TASK DETAILS
Restate each record exactly as it was written.

DATASET
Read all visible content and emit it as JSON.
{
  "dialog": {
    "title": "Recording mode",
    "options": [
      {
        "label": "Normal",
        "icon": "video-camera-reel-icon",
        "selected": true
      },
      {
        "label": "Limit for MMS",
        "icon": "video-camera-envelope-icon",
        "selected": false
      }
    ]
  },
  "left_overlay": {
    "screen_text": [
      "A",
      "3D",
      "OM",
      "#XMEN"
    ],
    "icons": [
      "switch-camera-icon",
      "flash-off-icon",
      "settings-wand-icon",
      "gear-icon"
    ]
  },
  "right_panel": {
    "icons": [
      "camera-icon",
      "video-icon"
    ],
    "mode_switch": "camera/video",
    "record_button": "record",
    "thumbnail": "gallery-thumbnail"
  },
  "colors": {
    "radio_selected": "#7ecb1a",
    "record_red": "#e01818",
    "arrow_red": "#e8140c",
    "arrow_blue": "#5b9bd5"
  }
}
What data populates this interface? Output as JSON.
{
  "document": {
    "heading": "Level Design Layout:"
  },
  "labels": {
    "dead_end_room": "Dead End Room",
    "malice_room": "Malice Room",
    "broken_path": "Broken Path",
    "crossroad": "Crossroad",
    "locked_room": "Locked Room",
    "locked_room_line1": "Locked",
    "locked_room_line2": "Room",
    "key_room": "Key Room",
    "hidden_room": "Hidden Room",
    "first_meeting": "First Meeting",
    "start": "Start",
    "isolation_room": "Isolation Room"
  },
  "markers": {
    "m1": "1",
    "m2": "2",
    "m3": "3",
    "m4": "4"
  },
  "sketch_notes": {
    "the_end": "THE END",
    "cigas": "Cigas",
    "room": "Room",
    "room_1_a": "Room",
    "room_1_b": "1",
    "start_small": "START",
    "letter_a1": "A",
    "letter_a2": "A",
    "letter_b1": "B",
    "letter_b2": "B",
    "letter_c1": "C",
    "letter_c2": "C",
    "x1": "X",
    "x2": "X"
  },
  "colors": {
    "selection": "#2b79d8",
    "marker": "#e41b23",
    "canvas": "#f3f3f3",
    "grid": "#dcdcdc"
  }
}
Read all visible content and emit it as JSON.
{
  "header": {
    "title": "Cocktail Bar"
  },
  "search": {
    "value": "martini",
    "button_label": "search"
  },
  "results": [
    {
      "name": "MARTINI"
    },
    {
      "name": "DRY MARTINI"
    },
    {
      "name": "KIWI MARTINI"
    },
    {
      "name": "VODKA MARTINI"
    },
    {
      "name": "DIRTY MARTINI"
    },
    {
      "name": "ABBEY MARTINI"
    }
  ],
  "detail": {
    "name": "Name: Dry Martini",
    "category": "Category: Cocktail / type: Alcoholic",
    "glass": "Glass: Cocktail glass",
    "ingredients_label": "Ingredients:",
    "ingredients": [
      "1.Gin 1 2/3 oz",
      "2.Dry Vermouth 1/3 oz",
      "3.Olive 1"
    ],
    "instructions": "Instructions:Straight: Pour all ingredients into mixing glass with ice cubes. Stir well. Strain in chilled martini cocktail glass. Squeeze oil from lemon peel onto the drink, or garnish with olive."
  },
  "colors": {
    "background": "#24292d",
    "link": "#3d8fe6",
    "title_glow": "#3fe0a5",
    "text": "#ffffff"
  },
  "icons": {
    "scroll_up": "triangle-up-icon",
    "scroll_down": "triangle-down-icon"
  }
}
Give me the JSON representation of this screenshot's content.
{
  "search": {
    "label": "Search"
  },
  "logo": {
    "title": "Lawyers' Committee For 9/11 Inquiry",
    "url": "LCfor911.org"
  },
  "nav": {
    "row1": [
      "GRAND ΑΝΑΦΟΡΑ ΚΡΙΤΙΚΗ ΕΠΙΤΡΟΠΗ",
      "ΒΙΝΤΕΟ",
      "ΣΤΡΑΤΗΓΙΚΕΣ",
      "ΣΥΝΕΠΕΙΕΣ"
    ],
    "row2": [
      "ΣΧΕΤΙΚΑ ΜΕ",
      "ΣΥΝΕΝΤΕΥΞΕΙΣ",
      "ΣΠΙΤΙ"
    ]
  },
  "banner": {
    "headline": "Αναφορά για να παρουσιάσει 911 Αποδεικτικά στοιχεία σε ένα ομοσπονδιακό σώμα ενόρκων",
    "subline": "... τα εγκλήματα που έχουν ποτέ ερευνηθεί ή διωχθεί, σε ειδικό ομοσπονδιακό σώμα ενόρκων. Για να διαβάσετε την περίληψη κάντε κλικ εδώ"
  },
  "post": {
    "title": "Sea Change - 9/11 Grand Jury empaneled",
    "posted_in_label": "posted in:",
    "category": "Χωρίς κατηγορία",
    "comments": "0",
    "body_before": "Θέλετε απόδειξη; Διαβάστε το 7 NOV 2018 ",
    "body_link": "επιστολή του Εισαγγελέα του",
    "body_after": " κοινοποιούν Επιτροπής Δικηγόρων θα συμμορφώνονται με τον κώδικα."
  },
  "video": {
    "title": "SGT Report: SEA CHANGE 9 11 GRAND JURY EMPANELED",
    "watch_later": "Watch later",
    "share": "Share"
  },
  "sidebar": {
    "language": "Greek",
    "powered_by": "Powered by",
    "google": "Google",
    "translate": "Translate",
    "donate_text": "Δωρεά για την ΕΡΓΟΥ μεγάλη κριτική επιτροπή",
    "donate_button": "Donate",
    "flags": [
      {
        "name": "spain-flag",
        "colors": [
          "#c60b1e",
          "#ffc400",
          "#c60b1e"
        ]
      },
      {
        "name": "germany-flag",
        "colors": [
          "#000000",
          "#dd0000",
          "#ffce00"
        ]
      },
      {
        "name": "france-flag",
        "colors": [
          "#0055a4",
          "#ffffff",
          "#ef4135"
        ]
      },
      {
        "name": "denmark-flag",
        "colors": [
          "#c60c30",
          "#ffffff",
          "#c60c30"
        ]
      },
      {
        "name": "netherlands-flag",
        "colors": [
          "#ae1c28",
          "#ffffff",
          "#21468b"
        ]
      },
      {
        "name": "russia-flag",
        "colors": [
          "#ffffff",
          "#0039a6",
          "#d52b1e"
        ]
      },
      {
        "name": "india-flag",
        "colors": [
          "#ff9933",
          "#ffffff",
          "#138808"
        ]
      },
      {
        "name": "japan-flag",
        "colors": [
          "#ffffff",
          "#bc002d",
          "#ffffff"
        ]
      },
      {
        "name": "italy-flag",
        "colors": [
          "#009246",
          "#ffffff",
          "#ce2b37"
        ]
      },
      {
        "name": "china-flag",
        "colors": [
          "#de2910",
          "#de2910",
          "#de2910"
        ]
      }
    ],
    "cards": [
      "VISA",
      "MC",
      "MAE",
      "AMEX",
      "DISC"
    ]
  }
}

RESPONSE TO THE EXERCISE
Read all visible content and emit it as JSON.
{
  "dialog": {
    "title": "Recording mode",
    "options": [
      {
        "label": "Normal",
        "icon": "video-camera-reel-icon",
        "selected": true
      },
      {
        "label": "Limit for MMS",
        "icon": "video-camera-envelope-icon",
        "selected": false
      }
    ]
  },
  "left_overlay": {
    "screen_text": [
      "A",
      "3D",
      "OM",
      "#XMEN"
    ],
    "icons": [
      "switch-camera-icon",
      "flash-off-icon",
      "settings-wand-icon",
      "gear-icon"
    ]
  },
  "right_panel": {
    "icons": [
      "camera-icon",
      "video-icon"
    ],
    "mode_switch": "camera/video",
    "record_button": "record",
    "thumbnail": "gallery-thumbnail"
  },
  "colors": {
    "radio_selected": "#7ecb1a",
    "record_red": "#e01818",
    "arrow_red": "#e8140c",
    "arrow_blue": "#5b9bd5"
  }
}
What data populates this interface? Output as JSON.
{
  "document": {
    "heading": "Level Design Layout:"
  },
  "labels": {
    "dead_end_room": "Dead End Room",
    "malice_room": "Malice Room",
    "broken_path": "Broken Path",
    "crossroad": "Crossroad",
    "locked_room": "Locked Room",
    "locked_room_line1": "Locked",
    "locked_room_line2": "Room",
    "key_room": "Key Room",
    "hidden_room": "Hidden Room",
    "first_meeting": "First Meeting",
    "start": "Start",
    "isolation_room": "Isolation Room"
  },
  "markers": {
    "m1": "1",
    "m2": "2",
    "m3": "3",
    "m4": "4"
  },
  "sketch_notes": {
    "the_end": "THE END",
    "cigas": "Cigas",
    "room": "Room",
    "room_1_a": "Room",
    "room_1_b": "1",
    "start_small": "START",
    "letter_a1": "A",
    "letter_a2": "A",
    "letter_b1": "B",
    "letter_b2": "B",
    "letter_c1": "C",
    "letter_c2": "C",
    "x1": "X",
    "x2": "X"
  },
  "colors": {
    "selection": "#2b79d8",
    "marker": "#e41b23",
    "canvas": "#f3f3f3",
    "grid": "#dcdcdc"
  }
}
Read all visible content and emit it as JSON.
{
  "header": {
    "title": "Cocktail Bar"
  },
  "search": {
    "value": "martini",
    "button_label": "search"
  },
  "results": [
    {
      "name": "MARTINI"
    },
    {
      "name": "DRY MARTINI"
    },
    {
      "name": "KIWI MARTINI"
    },
    {
      "name": "VODKA MARTINI"
    },
    {
      "name": "DIRTY MARTINI"
    },
    {
      "name": "ABBEY MARTINI"
    }
  ],
  "detail": {
    "name": "Name: Dry Martini",
    "category": "Category: Cocktail / type: Alcoholic",
    "glass": "Glass: Cocktail glass",
    "ingredients_label": "Ingredients:",
    "ingredients": [
      "1.Gin 1 2/3 oz",
      "2.Dry Vermouth 1/3 oz",
      "3.Olive 1"
    ],
    "instructions": "Instructions:Straight: Pour all ingredients into mixing glass with ice cubes. Stir well. Strain in chilled martini cocktail glass. Squeeze oil from lemon peel onto the drink, or garnish with olive."
  },
  "colors": {
    "background": "#24292d",
    "link": "#3d8fe6",
    "title_glow": "#3fe0a5",
    "text": "#ffffff"
  },
  "icons": {
    "scroll_up": "triangle-up-icon",
    "scroll_down": "triangle-down-icon"
  }
}
Give me the JSON representation of this screenshot's content.
{
  "search": {
    "label": "Search"
  },
  "logo": {
    "title": "Lawyers' Committee For 9/11 Inquiry",
    "url": "LCfor911.org"
  },
  "nav": {
    "row1": [
      "GRAND ΑΝΑΦΟΡΑ ΚΡΙΤΙΚΗ ΕΠΙΤΡΟΠΗ",
      "ΒΙΝΤΕΟ",
      "ΣΤΡΑΤΗΓΙΚΕΣ",
      "ΣΥΝΕΠΕΙΕΣ"
    ],
    "row2": [
      "ΣΧΕΤΙΚΑ ΜΕ",
      "ΣΥΝΕΝΤΕΥΞΕΙΣ",
      "ΣΠΙΤΙ"
    ]
  },
  "banner": {
    "headline": "Αναφορά για να παρουσιάσει 911 Αποδεικτικά στοιχεία σε ένα ομοσπονδιακό σώμα ενόρκων",
    "subline": "... τα εγκλήματα που έχουν ποτέ ερευνηθεί ή διωχθεί, σε ειδικό ομοσπονδιακό σώμα ενόρκων. Για να διαβάσετε την περίληψη κάντε κλικ εδώ"
  },
  "post": {
    "title": "Sea Change - 9/11 Grand Jury empaneled",
    "posted_in_label": "posted in:",
    "category": "Χωρίς κατηγορία",
    "comments": "0",
    "body_before": "Θέλετε απόδειξη; Διαβάστε το 7 NOV 2018 ",
    "body_link": "επιστολή του Εισαγγελέα του",
    "body_after": " κοινοποιούν Επιτροπής Δικηγόρων θα συμμορφώνονται με τον κώδικα."
  },
  "video": {
    "title": "SGT Report: SEA CHANGE 9 11 GRAND JURY EMPANELED",
    "watch_later": "Watch later",
    "share": "Share"
  },
  "sidebar": {
    "language": "Greek",
    "powered_by": "Powered by",
    "google": "Google",
    "translate": "Translate",
    "donate_text": "Δωρεά για την ΕΡΓΟΥ μεγάλη κριτική επιτροπή",
    "donate_button": "Donate",
    "flags": [
      {
        "name": "spain-flag",
        "colors": [
          "#c60b1e",
          "#ffc400",
          "#c60b1e"
        ]
      },
      {
        "name": "germany-flag",
        "colors": [
          "#000000",
          "#dd0000",
          "#ffce00"
        ]
      },
      {
        "name": "france-flag",
        "colors": [
          "#0055a4",
          "#ffffff",
          "#ef4135"
        ]
      },
      {
        "name": "denmark-flag",
        "colors": [
          "#c60c30",
          "#ffffff",
          "#c60c30"
        ]
      },
      {
        "name": "netherlands-flag",
        "colors": [
          "#ae1c28",
          "#ffffff",
          "#21468b"
        ]
      },
      {
        "name": "russia-flag",
        "colors": [
          "#ffffff",
          "#0039a6",
          "#d52b1e"
        ]
      },
      {
        "name": "india-flag",
        "colors": [
          "#ff9933",
          "#ffffff",
          "#138808"
        ]
      },
      {
        "name": "japan-flag",
        "colors": [
          "#ffffff",
          "#bc002d",
          "#ffffff"
        ]
      },
      {
        "name": "italy-flag",
        "colors": [
          "#009246",
          "#ffffff",
          "#ce2b37"
        ]
      },
      {
        "name": "china-flag",
        "colors": [
          "#de2910",
          "#de2910",
          "#de2910"
        ]
      }
    ],
    "cards": [
      "VISA",
      "MC",
      "MAE",
      "AMEX",
      "DISC"
    ]
  }
}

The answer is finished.